Kenyan opposition leader swears himself in as ‘people’s president’

Kenyan opposition leader Raila Odinga  (pictured) swore himself in as ‘people’s president’ at a brief and low-key ceremony before thousands of cheering supporters in Nairobi’s Uhuru Park at 2.45 pm on Tuesday ignoring warnings that the act could amount to treason.

The event comes two months after President Uhuru Kenyatta was sworn in for a second term following an election re-run in October. Odinga boycotted Kenyatta’s inauguration alleging that the vote was stolen from him and that he, not Kenyatta, is Kenya’s rightful leader.

The authorities shut down TV stations on Tuesday to prevent live coverage of the swearing-in ceremony.

National Super Alliance (Nasa) principals Kalonzo Musyoka, Musalia Mudavadi and Moses Wetang’ula did not attend the ceremony much to the disappointment of Odinga’s supporters and hinting at divisions in Nasa.

Ruaraka lawmaker TJ Kajwang, who was present, administered him the oath of office as ‘people’s president’, not ‘Kenya’s president’, to avoid litigation and arrest.

“Today is a historic day in Kenya because Kenyans have taken steps to remove a dictatorial and authoritarian regime from power — a regime brought about by election-rigging,” Odinga said referring to incumbent President Uhuru Kenyatta whose inauguration he had boycotted last year.

Later in the day, the Kenyatta government branded the National Resistance Movement — a loose network established by the opposition after the elections — a “criminal group”.

Kenya faced a political crisis after the Supreme Court rejected the results of an August election won by Kenyatta due to irregularities. Fresh election was held on October 26. Kenyatta won by a huge margin after Odinga boycotted the election calling it a sham. Dozens of people were killed in clashes during voting.

Immediately after Kenyatta’s inauguration, Odinga vowed to hold his own swearing-in, which the attorney general said could amount to treason.

On the eve of the ceremony, the non-profit International Crisis Group warned that Odinga’s swearing-in could lead to police crackdown, destruction and bloodshed.

However, Tuesday’s event passed off peacefully probably because the ruling Jubilee Party and Kenyatta downplayed the event to avoid any violence.

Odinga’s swearing-in was more symbolic since there was no judge to administer him the oath. Kajwang wore an advocate’s robe and wig while administering him the oath but he was only a lawmaker.

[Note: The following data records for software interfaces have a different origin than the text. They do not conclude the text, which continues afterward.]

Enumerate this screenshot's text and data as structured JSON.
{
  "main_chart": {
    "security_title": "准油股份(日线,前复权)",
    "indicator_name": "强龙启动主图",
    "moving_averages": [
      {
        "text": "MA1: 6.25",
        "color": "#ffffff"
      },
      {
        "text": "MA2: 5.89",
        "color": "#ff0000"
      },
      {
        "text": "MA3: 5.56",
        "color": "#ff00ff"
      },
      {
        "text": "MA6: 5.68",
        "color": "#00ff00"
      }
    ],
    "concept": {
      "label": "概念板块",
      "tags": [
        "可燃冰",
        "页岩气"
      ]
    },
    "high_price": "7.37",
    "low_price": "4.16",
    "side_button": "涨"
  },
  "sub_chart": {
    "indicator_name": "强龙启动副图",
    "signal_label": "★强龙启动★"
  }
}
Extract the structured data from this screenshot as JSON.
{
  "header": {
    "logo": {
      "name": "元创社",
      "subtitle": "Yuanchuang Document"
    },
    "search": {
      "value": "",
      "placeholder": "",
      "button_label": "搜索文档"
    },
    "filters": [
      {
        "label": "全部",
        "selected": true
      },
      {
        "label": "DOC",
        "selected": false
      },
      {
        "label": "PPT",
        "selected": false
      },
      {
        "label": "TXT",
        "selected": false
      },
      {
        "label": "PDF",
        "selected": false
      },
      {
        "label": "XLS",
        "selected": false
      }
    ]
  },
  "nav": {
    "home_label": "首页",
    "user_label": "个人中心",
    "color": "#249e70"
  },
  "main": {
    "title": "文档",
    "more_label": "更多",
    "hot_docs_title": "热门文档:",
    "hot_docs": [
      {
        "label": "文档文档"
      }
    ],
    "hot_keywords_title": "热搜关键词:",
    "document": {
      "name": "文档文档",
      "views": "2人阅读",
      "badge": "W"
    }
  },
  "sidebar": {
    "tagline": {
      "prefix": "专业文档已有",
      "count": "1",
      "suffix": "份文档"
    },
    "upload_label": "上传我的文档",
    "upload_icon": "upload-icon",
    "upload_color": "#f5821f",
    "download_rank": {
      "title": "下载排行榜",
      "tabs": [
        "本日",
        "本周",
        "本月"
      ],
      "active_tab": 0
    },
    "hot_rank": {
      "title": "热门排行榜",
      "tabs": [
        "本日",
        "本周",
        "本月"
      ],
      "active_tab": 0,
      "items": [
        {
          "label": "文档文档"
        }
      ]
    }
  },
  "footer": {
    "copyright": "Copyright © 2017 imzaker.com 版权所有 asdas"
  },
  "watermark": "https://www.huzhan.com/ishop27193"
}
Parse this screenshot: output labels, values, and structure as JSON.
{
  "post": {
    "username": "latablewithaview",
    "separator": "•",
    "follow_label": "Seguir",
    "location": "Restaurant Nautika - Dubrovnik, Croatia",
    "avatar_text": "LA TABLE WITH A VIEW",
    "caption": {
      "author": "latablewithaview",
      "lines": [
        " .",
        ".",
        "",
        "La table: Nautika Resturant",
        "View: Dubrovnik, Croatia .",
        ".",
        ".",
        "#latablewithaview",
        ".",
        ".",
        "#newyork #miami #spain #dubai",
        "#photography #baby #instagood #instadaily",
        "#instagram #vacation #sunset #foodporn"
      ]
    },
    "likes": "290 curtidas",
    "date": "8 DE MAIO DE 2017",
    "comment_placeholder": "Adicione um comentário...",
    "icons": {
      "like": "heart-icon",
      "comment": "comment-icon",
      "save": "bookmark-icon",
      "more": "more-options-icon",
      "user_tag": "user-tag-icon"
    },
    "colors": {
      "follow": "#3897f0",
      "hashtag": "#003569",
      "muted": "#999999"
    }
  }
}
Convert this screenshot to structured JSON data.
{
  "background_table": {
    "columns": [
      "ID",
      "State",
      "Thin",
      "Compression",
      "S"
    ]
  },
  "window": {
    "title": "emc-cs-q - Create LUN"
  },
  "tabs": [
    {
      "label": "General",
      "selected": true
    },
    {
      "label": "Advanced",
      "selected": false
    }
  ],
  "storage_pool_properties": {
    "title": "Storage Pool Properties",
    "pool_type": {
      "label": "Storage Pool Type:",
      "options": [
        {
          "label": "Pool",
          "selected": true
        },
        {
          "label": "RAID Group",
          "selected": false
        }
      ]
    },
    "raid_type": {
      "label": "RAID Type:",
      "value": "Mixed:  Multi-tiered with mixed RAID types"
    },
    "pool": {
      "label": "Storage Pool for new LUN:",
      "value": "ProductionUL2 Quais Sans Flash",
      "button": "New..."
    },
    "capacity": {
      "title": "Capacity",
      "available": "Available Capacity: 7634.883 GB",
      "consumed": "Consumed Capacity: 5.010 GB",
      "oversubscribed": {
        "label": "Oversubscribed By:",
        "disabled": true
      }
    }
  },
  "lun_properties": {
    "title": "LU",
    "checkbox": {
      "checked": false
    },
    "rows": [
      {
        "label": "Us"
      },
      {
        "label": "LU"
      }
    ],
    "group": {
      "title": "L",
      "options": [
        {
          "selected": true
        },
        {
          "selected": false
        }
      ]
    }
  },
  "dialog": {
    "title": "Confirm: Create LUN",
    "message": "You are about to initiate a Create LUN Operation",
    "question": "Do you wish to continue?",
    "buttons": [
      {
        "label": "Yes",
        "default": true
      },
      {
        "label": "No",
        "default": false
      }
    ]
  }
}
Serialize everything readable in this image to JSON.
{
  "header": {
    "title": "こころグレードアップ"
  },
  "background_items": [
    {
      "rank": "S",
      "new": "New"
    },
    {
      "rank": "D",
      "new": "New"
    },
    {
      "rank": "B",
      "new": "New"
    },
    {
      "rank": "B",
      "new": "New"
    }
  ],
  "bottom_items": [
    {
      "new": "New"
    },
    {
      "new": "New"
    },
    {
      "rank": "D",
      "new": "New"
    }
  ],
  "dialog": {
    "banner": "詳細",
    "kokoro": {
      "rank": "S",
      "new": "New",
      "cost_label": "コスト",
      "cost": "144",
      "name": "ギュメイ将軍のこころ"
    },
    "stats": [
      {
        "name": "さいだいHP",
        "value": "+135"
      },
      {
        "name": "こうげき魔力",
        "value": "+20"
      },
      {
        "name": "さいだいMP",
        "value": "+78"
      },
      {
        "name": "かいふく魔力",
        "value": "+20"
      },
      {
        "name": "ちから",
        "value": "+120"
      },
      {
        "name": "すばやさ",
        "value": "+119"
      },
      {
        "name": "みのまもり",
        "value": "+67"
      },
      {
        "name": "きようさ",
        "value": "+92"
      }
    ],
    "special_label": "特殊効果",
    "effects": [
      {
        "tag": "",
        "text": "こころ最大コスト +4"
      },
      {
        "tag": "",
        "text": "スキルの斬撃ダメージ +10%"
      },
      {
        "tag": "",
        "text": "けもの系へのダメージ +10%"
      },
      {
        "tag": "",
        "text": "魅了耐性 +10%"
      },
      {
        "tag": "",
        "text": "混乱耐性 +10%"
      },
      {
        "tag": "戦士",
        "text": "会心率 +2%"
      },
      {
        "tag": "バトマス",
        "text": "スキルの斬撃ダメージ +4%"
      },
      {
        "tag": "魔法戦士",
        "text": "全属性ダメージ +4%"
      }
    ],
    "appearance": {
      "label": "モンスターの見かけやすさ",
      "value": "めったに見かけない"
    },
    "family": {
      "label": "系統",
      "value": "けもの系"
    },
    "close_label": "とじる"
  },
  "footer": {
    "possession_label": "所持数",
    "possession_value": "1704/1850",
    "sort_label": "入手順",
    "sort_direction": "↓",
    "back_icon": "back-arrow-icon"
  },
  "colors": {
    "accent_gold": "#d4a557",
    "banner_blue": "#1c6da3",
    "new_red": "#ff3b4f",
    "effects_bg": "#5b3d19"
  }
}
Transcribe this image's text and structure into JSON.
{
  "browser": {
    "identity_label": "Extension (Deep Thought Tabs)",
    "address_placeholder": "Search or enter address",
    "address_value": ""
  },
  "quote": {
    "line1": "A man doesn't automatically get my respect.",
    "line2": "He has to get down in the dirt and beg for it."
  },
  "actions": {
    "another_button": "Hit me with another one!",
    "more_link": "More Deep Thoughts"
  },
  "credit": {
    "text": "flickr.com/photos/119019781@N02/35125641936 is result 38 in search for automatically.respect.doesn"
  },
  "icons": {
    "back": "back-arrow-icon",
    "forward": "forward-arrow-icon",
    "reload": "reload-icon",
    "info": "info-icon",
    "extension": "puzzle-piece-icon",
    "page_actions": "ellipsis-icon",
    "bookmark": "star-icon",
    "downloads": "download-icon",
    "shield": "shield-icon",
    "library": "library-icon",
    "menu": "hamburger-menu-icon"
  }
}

After his ‘swearing-in’, Odinga updated his official Twitter account to read: “His Excellency Raila Amolo Odinga, President of the Republic of Kenya.”